» Problem
Print all of the entries exactly, minus the pictures.
-=-=-=-=-
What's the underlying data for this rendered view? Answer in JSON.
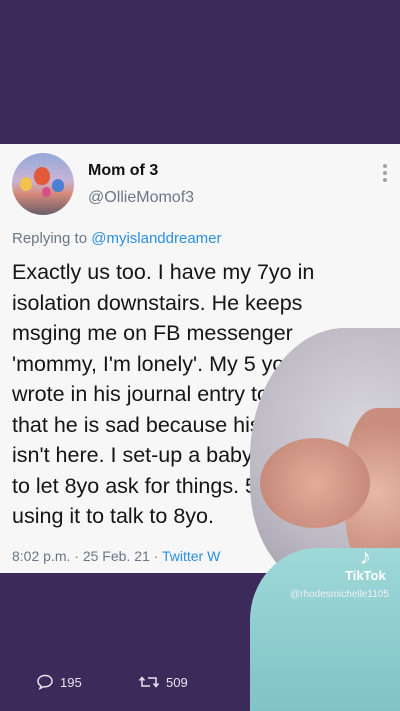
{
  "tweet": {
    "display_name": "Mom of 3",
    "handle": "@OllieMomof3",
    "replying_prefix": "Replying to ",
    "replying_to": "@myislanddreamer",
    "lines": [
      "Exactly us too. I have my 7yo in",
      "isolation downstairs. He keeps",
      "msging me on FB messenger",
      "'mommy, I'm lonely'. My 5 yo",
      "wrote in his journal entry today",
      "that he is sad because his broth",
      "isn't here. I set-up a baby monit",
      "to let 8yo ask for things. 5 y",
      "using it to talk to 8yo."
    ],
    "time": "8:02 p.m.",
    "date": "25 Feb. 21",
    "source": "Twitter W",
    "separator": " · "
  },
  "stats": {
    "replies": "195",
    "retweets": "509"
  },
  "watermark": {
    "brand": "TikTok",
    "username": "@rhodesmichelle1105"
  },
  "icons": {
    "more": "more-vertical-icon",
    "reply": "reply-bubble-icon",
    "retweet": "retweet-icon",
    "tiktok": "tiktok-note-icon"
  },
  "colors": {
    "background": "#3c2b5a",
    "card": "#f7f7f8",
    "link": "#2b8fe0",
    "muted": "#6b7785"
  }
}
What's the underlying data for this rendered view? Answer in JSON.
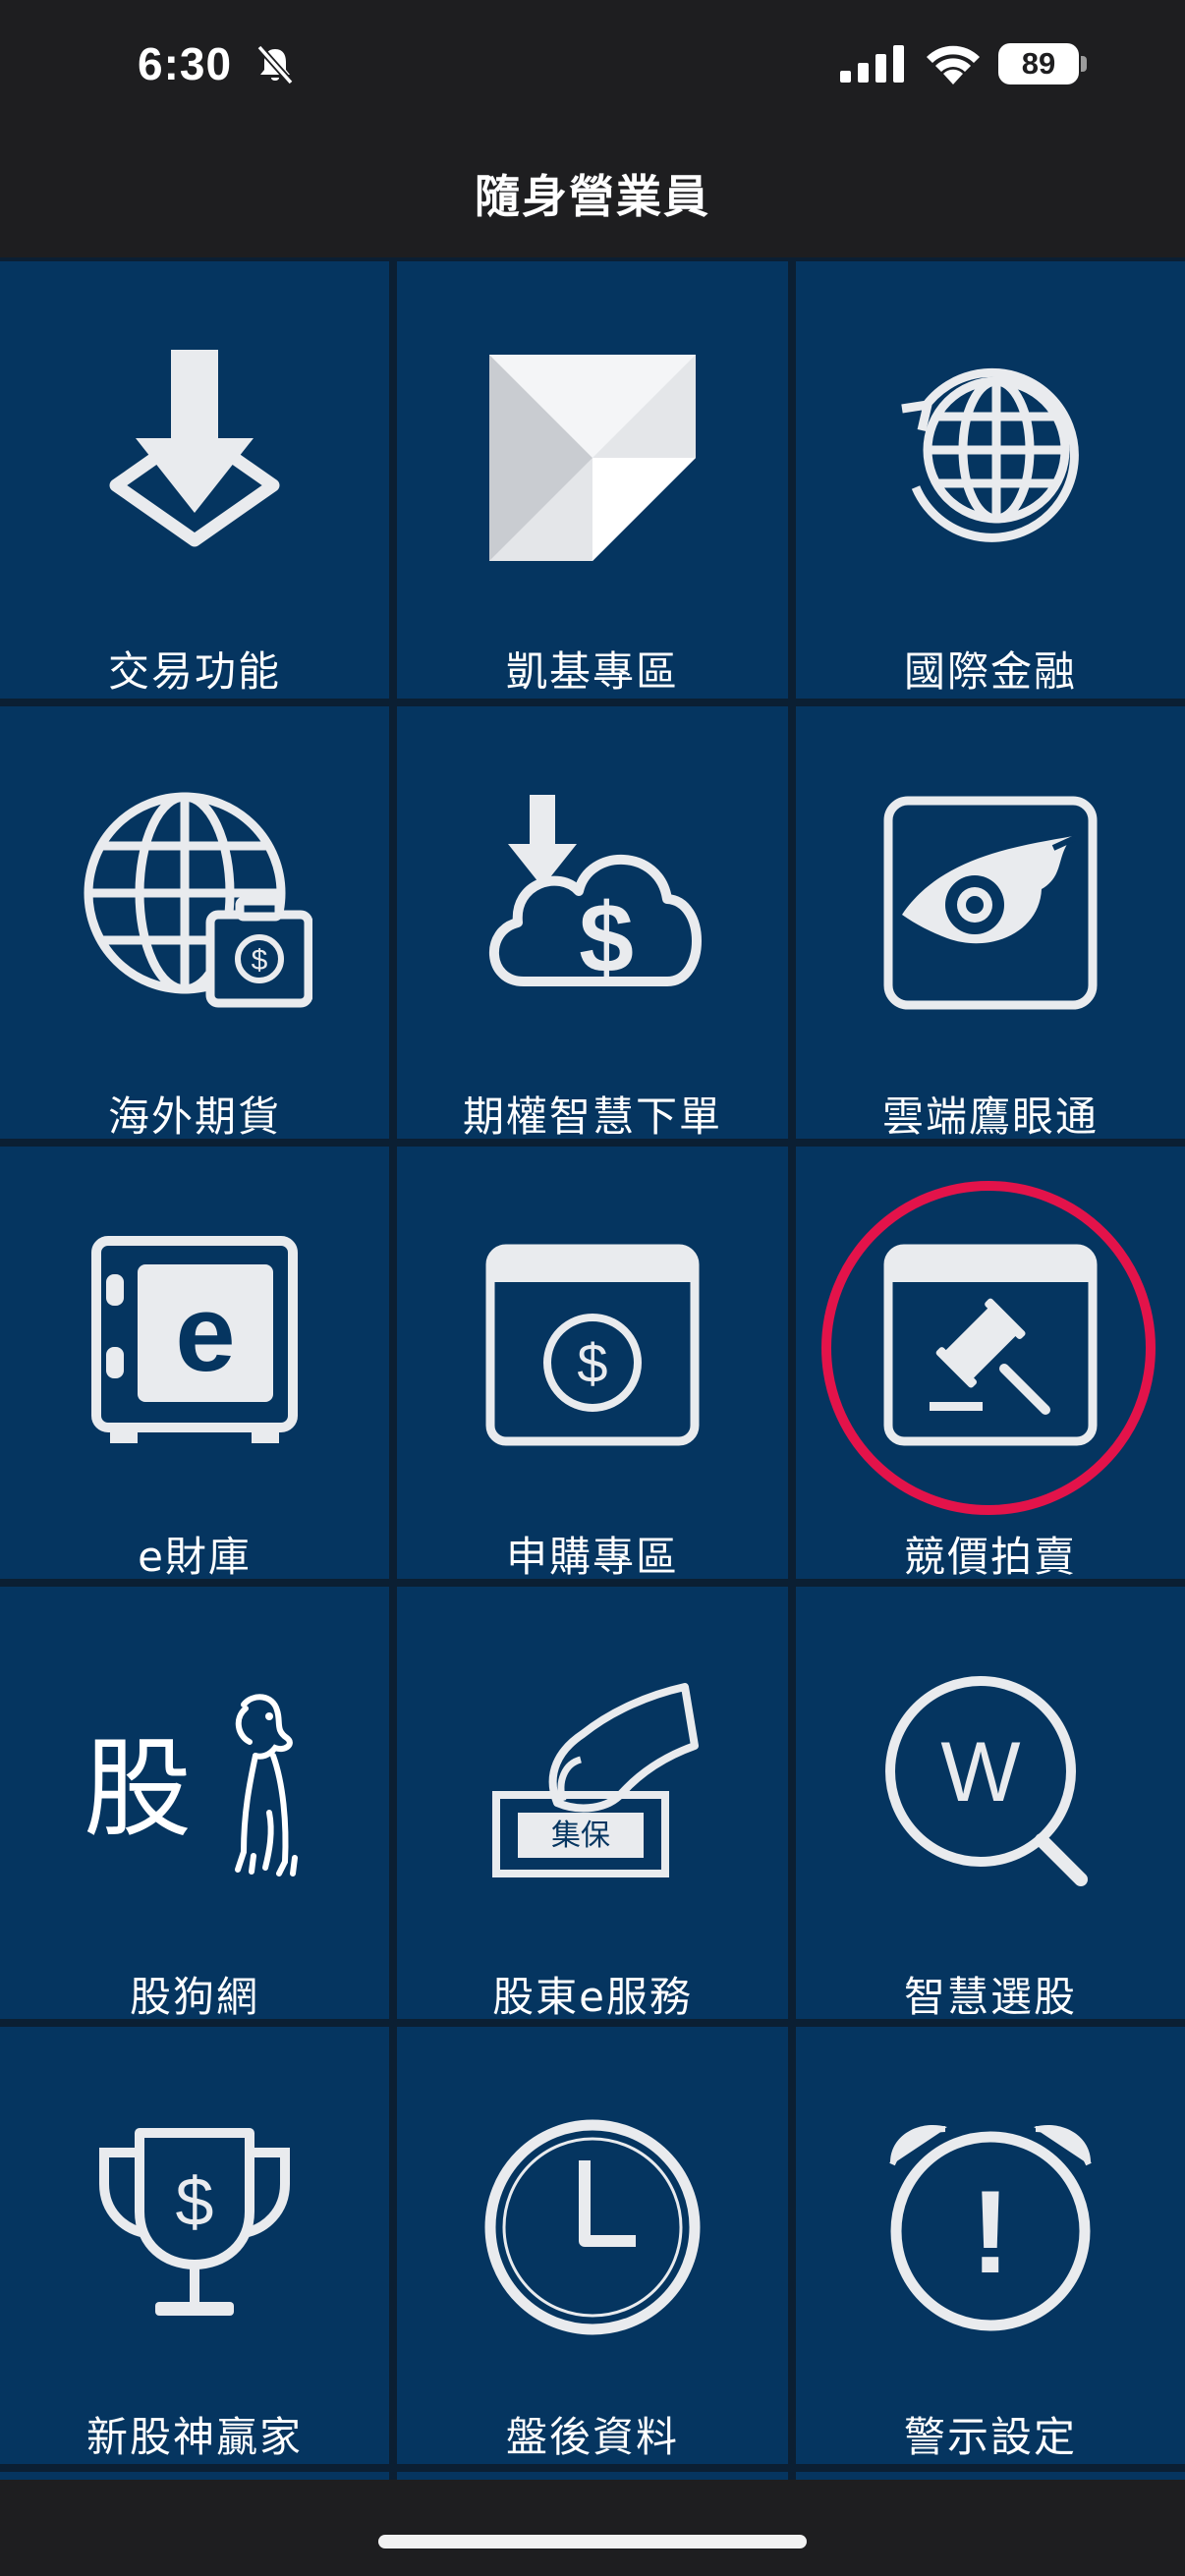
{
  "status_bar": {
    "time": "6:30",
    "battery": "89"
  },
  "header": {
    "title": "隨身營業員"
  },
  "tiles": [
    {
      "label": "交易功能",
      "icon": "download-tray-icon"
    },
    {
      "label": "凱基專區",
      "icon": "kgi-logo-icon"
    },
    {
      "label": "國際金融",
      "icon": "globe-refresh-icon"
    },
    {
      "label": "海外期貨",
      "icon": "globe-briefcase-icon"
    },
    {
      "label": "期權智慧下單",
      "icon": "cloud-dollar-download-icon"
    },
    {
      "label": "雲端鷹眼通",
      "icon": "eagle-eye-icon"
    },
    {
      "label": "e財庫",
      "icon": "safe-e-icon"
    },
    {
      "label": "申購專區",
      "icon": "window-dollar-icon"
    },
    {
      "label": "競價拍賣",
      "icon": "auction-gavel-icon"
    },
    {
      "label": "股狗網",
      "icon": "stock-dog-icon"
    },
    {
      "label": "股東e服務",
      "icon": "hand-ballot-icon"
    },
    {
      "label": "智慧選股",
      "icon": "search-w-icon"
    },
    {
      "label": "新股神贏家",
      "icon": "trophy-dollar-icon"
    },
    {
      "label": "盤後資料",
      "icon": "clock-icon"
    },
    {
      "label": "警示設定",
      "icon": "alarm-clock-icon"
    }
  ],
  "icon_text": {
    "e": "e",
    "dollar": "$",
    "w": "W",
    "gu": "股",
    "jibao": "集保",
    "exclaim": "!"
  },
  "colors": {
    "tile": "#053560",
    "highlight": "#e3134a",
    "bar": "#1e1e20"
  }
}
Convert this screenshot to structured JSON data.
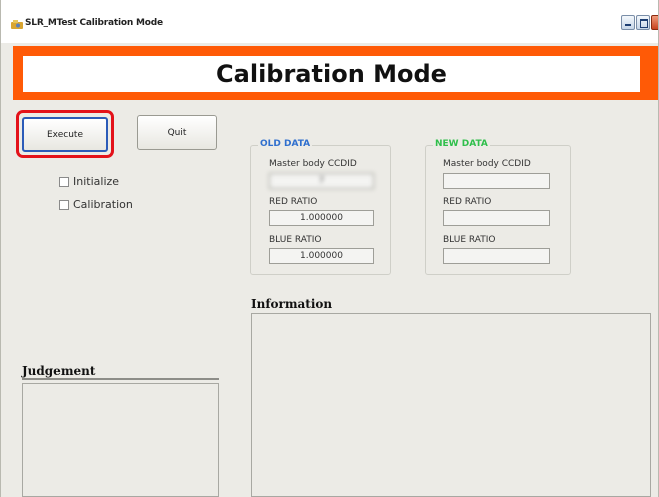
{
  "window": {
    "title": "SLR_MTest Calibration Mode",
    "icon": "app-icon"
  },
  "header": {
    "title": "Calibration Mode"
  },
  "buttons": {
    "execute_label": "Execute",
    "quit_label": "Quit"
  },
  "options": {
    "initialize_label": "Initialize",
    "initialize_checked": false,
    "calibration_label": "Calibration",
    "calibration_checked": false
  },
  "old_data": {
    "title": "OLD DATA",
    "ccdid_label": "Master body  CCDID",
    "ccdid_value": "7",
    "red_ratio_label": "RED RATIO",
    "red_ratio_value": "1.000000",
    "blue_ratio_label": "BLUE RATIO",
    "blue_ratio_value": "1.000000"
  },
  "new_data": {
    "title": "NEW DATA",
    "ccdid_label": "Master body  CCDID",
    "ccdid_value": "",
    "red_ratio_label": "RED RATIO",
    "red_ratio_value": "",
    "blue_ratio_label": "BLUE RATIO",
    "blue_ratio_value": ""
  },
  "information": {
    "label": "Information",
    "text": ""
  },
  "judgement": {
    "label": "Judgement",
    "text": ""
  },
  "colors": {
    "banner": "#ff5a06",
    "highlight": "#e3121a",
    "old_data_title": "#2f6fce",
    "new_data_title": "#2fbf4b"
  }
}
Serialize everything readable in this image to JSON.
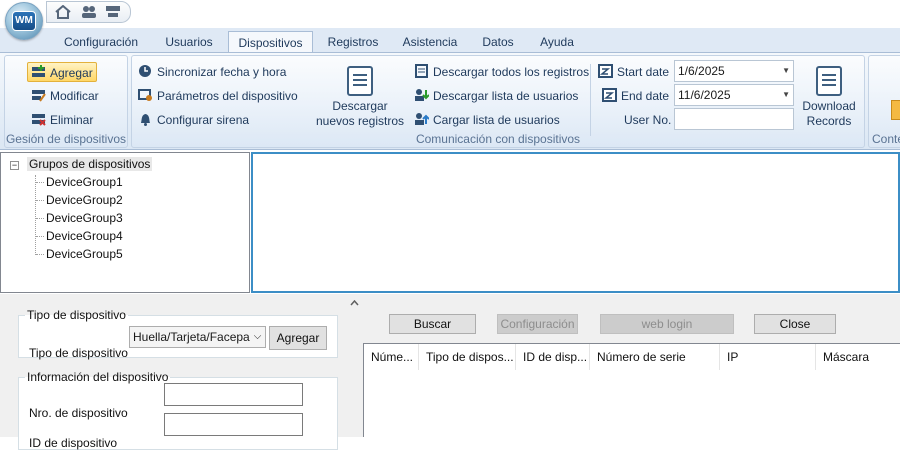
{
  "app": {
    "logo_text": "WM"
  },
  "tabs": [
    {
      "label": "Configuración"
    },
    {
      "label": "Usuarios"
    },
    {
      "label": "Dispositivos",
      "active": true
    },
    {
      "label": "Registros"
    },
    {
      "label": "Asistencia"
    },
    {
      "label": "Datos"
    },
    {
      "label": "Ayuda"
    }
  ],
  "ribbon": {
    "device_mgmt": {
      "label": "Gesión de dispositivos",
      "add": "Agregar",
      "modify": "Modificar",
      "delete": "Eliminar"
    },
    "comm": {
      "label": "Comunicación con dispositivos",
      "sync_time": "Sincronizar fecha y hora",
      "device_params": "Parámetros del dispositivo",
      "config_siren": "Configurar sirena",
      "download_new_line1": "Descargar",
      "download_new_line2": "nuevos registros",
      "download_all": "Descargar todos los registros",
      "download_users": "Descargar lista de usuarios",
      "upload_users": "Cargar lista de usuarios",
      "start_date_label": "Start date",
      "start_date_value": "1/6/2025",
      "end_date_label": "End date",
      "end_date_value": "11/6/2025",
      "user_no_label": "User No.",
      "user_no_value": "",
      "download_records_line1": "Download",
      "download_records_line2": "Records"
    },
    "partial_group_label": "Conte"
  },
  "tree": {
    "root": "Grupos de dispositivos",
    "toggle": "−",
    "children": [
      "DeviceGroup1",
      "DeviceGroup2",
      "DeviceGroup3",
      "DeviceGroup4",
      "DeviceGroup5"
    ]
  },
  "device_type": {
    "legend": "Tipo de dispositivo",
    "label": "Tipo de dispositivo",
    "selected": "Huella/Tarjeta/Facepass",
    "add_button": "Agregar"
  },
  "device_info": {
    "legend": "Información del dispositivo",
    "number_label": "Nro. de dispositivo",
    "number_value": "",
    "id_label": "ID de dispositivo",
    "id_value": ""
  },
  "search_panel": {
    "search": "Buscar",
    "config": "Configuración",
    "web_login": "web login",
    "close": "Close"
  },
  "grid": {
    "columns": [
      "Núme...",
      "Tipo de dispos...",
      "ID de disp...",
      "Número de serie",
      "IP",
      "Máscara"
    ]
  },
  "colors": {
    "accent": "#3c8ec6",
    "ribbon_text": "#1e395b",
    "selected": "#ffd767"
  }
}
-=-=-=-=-
» Task answer
What's the underlying data for this rendered view? Answer in JSON.
{
  "tweet": {
    "display_name": "Mom of 3",
    "handle": "@OllieMomof3",
    "replying_prefix": "Replying to ",
    "replying_to": "@myislanddreamer",
    "lines": [
      "Exactly us too. I have my 7yo in",
      "isolation downstairs. He keeps",
      "msging me on FB messenger",
      "'mommy, I'm lonely'. My 5 yo",
      "wrote in his journal entry today",
      "that he is sad because his broth",
      "isn't here. I set-up a baby monit",
      "to let 8yo ask for things. 5 y",
      "using it to talk to 8yo."
    ],
    "time": "8:02 p.m.",
    "date": "25 Feb. 21",
    "source": "Twitter W",
    "separator": " · "
  },
  "stats": {
    "replies": "195",
    "retweets": "509"
  },
  "watermark": {
    "brand": "TikTok",
    "username": "@rhodesmichelle1105"
  },
  "icons": {
    "more": "more-vertical-icon",
    "reply": "reply-bubble-icon",
    "retweet": "retweet-icon",
    "tiktok": "tiktok-note-icon"
  },
  "colors": {
    "background": "#3c2b5a",
    "card": "#f7f7f8",
    "link": "#2b8fe0",
    "muted": "#6b7785"
  }
}
What's the underlying data for this rendered view? Answer in JSON.
{
  "status_bar": {
    "time": "6:30",
    "battery": "89"
  },
  "header": {
    "title": "隨身營業員"
  },
  "tiles": [
    {
      "label": "交易功能",
      "icon": "download-tray-icon"
    },
    {
      "label": "凱基專區",
      "icon": "kgi-logo-icon"
    },
    {
      "label": "國際金融",
      "icon": "globe-refresh-icon"
    },
    {
      "label": "海外期貨",
      "icon": "globe-briefcase-icon"
    },
    {
      "label": "期權智慧下單",
      "icon": "cloud-dollar-download-icon"
    },
    {
      "label": "雲端鷹眼通",
      "icon": "eagle-eye-icon"
    },
    {
      "label": "e財庫",
      "icon": "safe-e-icon"
    },
    {
      "label": "申購專區",
      "icon": "window-dollar-icon"
    },
    {
      "label": "競價拍賣",
      "icon": "auction-gavel-icon"
    },
    {
      "label": "股狗網",
      "icon": "stock-dog-icon"
    },
    {
      "label": "股東e服務",
      "icon": "hand-ballot-icon"
    },
    {
      "label": "智慧選股",
      "icon": "search-w-icon"
    },
    {
      "label": "新股神贏家",
      "icon": "trophy-dollar-icon"
    },
    {
      "label": "盤後資料",
      "icon": "clock-icon"
    },
    {
      "label": "警示設定",
      "icon": "alarm-clock-icon"
    }
  ],
  "icon_text": {
    "e": "e",
    "dollar": "$",
    "w": "W",
    "gu": "股",
    "jibao": "集保",
    "exclaim": "!"
  },
  "colors": {
    "tile": "#053560",
    "highlight": "#e3134a",
    "bar": "#1e1e20"
  }
}
Convert this screenshot to structured JSON data.
{
  "window": {
    "title": "SLR_MTest Calibration Mode",
    "icon": "app-icon"
  },
  "header": {
    "title": "Calibration Mode"
  },
  "buttons": {
    "execute_label": "Execute",
    "quit_label": "Quit"
  },
  "options": {
    "initialize_label": "Initialize",
    "initialize_checked": false,
    "calibration_label": "Calibration",
    "calibration_checked": false
  },
  "old_data": {
    "title": "OLD DATA",
    "ccdid_label": "Master body  CCDID",
    "ccdid_value": "7",
    "red_ratio_label": "RED RATIO",
    "red_ratio_value": "1.000000",
    "blue_ratio_label": "BLUE RATIO",
    "blue_ratio_value": "1.000000"
  },
  "new_data": {
    "title": "NEW DATA",
    "ccdid_label": "Master body  CCDID",
    "ccdid_value": "",
    "red_ratio_label": "RED RATIO",
    "red_ratio_value": "",
    "blue_ratio_label": "BLUE RATIO",
    "blue_ratio_value": ""
  },
  "information": {
    "label": "Information",
    "text": ""
  },
  "judgement": {
    "label": "Judgement",
    "text": ""
  },
  "colors": {
    "banner": "#ff5a06",
    "highlight": "#e3121a",
    "old_data_title": "#2f6fce",
    "new_data_title": "#2fbf4b"
  }
}
Serialize everything readable in this image to JSON.
{
  "app": {
    "logo_text": "WM"
  },
  "tabs": [
    {
      "label": "Configuración"
    },
    {
      "label": "Usuarios"
    },
    {
      "label": "Dispositivos",
      "active": true
    },
    {
      "label": "Registros"
    },
    {
      "label": "Asistencia"
    },
    {
      "label": "Datos"
    },
    {
      "label": "Ayuda"
    }
  ],
  "ribbon": {
    "device_mgmt": {
      "label": "Gesión de dispositivos",
      "add": "Agregar",
      "modify": "Modificar",
      "delete": "Eliminar"
    },
    "comm": {
      "label": "Comunicación con dispositivos",
      "sync_time": "Sincronizar fecha y hora",
      "device_params": "Parámetros del dispositivo",
      "config_siren": "Configurar sirena",
      "download_new_line1": "Descargar",
      "download_new_line2": "nuevos registros",
      "download_all": "Descargar todos los registros",
      "download_users": "Descargar lista de usuarios",
      "upload_users": "Cargar lista de usuarios",
      "start_date_label": "Start date",
      "start_date_value": "1/6/2025",
      "end_date_label": "End date",
      "end_date_value": "11/6/2025",
      "user_no_label": "User No.",
      "user_no_value": "",
      "download_records_line1": "Download",
      "download_records_line2": "Records"
    },
    "partial_group_label": "Conte"
  },
  "tree": {
    "root": "Grupos de dispositivos",
    "toggle": "−",
    "children": [
      "DeviceGroup1",
      "DeviceGroup2",
      "DeviceGroup3",
      "DeviceGroup4",
      "DeviceGroup5"
    ]
  },
  "device_type": {
    "legend": "Tipo de dispositivo",
    "label": "Tipo de dispositivo",
    "selected": "Huella/Tarjeta/Facepass",
    "add_button": "Agregar"
  },
  "device_info": {
    "legend": "Información del dispositivo",
    "number_label": "Nro. de dispositivo",
    "number_value": "",
    "id_label": "ID de dispositivo",
    "id_value": ""
  },
  "search_panel": {
    "search": "Buscar",
    "config": "Configuración",
    "web_login": "web login",
    "close": "Close"
  },
  "grid": {
    "columns": [
      "Núme...",
      "Tipo de dispos...",
      "ID de disp...",
      "Número de serie",
      "IP",
      "Máscara"
    ]
  },
  "colors": {
    "accent": "#3c8ec6",
    "ribbon_text": "#1e395b",
    "selected": "#ffd767"
  }
}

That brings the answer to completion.